When tempted to despair this loss, we would do better to look back. The most dynamic period of church growth was during the most dangerous period. The years from the resurrection of Jesus to Christianity becoming the religion of Rome (300 years) was the most expansive and creative period in our history. For most of this period the church was illegal, there was no formal structure, no church buildings, no denominations or church hierarchy, no theological schools. For the first half of this period there was no Bible and certainly no ministers as we now know them. The church was illegal, powerless and without resources and grew at a rate never seen since.

All they had was belief:
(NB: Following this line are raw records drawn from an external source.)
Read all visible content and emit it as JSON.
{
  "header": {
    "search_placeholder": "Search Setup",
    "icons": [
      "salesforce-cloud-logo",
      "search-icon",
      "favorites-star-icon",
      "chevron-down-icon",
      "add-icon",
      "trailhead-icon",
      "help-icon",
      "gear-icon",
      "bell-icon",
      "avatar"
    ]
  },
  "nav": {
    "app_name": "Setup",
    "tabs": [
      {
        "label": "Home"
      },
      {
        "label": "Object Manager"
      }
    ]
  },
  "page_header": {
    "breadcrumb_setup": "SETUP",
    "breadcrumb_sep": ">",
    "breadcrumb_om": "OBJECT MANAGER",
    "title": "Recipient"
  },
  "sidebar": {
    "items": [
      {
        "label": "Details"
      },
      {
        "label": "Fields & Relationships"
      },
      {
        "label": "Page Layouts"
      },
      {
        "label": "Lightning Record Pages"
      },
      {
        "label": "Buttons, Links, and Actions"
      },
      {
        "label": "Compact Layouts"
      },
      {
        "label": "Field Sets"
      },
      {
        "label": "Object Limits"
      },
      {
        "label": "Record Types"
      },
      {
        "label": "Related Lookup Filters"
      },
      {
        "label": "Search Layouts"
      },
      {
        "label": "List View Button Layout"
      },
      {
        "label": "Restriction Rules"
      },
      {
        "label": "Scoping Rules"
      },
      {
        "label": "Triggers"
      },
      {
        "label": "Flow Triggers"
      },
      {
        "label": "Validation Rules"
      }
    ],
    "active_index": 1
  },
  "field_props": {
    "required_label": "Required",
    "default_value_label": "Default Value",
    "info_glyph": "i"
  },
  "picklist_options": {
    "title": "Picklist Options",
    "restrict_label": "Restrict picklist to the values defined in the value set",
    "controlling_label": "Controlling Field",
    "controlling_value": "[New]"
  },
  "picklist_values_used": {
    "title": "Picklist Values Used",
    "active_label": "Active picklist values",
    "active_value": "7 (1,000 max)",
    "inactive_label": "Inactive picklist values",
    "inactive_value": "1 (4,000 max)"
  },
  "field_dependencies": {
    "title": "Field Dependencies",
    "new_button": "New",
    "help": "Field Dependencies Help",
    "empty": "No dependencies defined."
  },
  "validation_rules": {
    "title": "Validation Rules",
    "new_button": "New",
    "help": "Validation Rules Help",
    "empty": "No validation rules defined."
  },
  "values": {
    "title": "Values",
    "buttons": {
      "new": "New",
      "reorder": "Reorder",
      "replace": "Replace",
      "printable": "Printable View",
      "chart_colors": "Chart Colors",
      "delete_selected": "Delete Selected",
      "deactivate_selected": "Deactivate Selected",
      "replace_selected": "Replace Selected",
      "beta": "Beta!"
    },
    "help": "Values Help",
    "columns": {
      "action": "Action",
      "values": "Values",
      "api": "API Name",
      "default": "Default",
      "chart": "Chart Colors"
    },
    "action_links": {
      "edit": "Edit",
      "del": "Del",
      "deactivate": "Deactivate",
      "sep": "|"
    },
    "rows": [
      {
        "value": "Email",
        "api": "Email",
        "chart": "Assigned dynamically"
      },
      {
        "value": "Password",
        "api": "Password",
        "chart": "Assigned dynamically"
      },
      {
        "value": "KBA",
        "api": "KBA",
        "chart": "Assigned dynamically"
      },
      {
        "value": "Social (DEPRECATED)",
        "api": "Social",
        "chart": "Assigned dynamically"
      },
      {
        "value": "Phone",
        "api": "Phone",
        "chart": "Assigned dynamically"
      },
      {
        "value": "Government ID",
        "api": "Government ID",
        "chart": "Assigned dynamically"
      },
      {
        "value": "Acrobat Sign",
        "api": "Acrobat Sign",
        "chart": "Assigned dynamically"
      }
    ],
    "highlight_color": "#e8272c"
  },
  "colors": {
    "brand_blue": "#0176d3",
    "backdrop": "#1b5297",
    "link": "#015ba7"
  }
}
I suffer hardship, even to the point of being chained like a criminal. But the word of God is not chained. 10Therefore I endure everything for the sake of the elect, so that they may also obtain the salvation that is in Christ Jesus, with eternal glory. 11The saying is sure: If we have died with him, we will also live with him.

The Lordship of Jesus. The power of his death and resurrection. These were the only things the early church possessed and the only thing they needed to remain steadfast in the face of persecution. The love of God burned so brightly in them that they didn’t need all the things we take for granted to survive. They thrived in the face of hardship, knowing full well that being a minority or being persecuted has no bearing of the truth of the Gospel of Jesus Christ.

The great challenge for the United Church is to be in the world but not of the world. We need to rethink our desire to be “worldly” and at the centre of public life, both because it is disappearing anyway and because we will be more faithful without these things. We don’t look for persecution, but it will eventually find us. We may no longer be able to argue why we deserve tax-free status, but we should be able to describe why we deserve respect and why our core beliefs are valid in the meeting place of ideas.

Society is becoming both secular and multi-faith. In the face of this, we need to understand ourselves better than ever, and describe ourselves more clearly. We need to protect our rights as a minority and help the others religions that surround us. And we need to remain steadfast in our faith, to proclaim what we believe and remain faithful to the God of grace and mercy. We do this in Christ’s name. Amen.


Post a Comment

<< Home